--- START ---

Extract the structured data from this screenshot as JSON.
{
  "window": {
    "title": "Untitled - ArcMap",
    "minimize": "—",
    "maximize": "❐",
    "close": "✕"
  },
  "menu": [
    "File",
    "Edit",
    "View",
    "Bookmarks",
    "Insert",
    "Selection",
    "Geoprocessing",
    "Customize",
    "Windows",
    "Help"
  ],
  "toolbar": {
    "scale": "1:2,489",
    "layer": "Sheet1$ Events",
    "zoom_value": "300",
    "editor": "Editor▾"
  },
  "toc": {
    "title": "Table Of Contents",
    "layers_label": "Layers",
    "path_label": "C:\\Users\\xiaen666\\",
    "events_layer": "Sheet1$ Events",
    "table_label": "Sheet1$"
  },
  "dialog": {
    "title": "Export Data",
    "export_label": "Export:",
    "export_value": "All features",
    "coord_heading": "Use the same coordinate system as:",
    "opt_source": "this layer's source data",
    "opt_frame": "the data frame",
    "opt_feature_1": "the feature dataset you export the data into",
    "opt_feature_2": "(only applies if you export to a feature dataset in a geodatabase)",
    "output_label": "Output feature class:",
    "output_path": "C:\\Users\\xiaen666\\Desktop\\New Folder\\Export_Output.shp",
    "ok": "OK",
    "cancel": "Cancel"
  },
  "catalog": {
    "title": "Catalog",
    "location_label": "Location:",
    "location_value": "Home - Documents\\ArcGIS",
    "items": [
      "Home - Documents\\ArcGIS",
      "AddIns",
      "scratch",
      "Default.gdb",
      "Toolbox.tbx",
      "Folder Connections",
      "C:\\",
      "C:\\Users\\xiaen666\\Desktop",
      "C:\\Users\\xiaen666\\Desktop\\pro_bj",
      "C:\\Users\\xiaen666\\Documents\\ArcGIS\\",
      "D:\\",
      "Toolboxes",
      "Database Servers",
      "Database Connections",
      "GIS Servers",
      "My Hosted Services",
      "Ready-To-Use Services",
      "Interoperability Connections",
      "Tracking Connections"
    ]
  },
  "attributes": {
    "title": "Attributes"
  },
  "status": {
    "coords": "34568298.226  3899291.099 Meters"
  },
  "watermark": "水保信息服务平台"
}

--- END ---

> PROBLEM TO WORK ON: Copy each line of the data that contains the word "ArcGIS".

> EXERCISE RESPONSE:
    "location_value": "Home - Documents\\ArcGIS",
      "Home - Documents\\ArcGIS",
      "C:\\Users\\xiaen666\\Documents\\ArcGIS\\",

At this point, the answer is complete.